errs_g = dl_t_dmu_AD(xs, fixed_parameters) - gradient[,"mu"] > str(gradient) num [1:10000, 1:2] -1.39 -1.32 -1.38 -1.53 -1.88 ... - attr(*, "dimnames")=List of 2 ..\$ : NULL ..\$ : chr [1:2] "mu" "sigma^2" > head(errs_g) [1] 0 0 0 0 0 0 > sum(errs_g) [1] 0 91

281. ### Data Parallel Gradient Performance — Conclusions Worth noting: • dl_t_dmu_AD

only computes derivative w.r.t. µ, whereas l_t_value_gradient_cppDP also computes derivative w.r.t. σ2 93
282. ### Data Parallel Gradient Performance — Conclusions Worth noting: • dl_t_dmu_AD

only computes derivative w.r.t. µ, whereas l_t_value_gradient_cppDP also computes derivative w.r.t. σ2 • thus naive serial version already effectively twice as fast 93
283. ### Data Parallel Gradient Performance — Conclusions Worth noting: • dl_t_dmu_AD

only computes derivative w.r.t. µ, whereas l_t_value_gradient_cppDP also computes derivative w.r.t. σ2 • thus naive serial version already effectively twice as fast • we have an additional speed-up on top of that thanks to OpenMP 93
284. ### Data Parallel Gradient Performance — Conclusions Worth noting: • dl_t_dmu_AD

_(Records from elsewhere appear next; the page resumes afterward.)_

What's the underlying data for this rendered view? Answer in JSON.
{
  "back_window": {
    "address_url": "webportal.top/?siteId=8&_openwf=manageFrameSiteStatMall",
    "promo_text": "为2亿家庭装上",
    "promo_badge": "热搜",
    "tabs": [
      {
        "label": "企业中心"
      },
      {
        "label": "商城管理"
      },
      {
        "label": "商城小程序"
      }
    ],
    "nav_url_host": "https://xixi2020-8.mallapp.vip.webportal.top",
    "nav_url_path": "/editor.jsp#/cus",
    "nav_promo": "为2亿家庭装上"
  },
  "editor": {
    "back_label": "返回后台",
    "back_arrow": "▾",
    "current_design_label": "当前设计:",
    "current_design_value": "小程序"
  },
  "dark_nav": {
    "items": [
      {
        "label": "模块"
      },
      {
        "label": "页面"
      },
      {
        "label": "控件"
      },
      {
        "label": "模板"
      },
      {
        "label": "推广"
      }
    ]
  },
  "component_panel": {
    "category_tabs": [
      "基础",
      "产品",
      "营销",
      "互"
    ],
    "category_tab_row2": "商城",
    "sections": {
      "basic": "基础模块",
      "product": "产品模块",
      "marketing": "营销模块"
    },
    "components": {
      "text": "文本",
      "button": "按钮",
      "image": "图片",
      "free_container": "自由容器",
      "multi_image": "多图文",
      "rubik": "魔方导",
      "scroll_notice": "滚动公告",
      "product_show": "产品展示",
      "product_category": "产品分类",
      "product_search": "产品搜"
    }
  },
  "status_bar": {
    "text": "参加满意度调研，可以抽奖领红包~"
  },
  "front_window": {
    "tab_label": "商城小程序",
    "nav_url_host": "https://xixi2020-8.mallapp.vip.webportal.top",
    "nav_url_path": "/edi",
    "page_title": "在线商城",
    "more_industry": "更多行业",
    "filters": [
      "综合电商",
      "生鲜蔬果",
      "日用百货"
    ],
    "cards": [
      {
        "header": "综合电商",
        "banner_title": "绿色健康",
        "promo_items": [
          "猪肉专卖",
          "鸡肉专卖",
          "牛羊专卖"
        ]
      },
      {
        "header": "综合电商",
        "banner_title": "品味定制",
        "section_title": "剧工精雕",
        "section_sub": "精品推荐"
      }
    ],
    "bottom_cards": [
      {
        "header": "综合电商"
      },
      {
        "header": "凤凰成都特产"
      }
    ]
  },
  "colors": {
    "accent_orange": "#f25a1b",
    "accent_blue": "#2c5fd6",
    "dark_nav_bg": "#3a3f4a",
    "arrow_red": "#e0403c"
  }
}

only computes derivative w.r.t. µ, whereas l_t_value_gradient_cppDP also computes derivative w.r.t. σ2 • thus naive serial version already effectively twice as fast • we have an additional speed-up on top of that thanks to OpenMP • we can do better: truly data-parallel (non-naive) objective function implementation l_t_cpp_AD_DP, reverse mode AD 93
285. ### Data Parallel Gradient Performance — Conclusions Worth noting: • dl_t_dmu_AD

only computes derivative w.r.t. µ, whereas l_t_value_gradient_cppDP also computes derivative w.r.t. σ2 • thus naive serial version already effectively twice as fast • we have an additional speed-up on top of that thanks to OpenMP • we can do better: truly data-parallel (non-naive) objective function implementation l_t_cpp_AD_DP, reverse mode AD • left as an exercise for the audience! :-) 93

287. ### Caveats • Source code spanning multiple programming languages • Closed

source software (proprietary, third party) 94
288. ### Caveats • Source code spanning multiple programming languages • Closed

source software (proprietary, third party) • Reverse mode — memory requirements 94
289. ### Caveats • Source code spanning multiple programming languages • Closed

source software (proprietary, third party) • Reverse mode — memory requirements • Perverse (but valid) code: if (x == 1.0) then y = 0.0 else y = x − 1.0 94
290. ### Caveats • Source code spanning multiple programming languages • Closed

source software (proprietary, third party) • Reverse mode — memory requirements • Perverse (but valid) code: if (x == 1.0) then y = 0.0 else y = x − 1.0 • derivative at x = 1? 94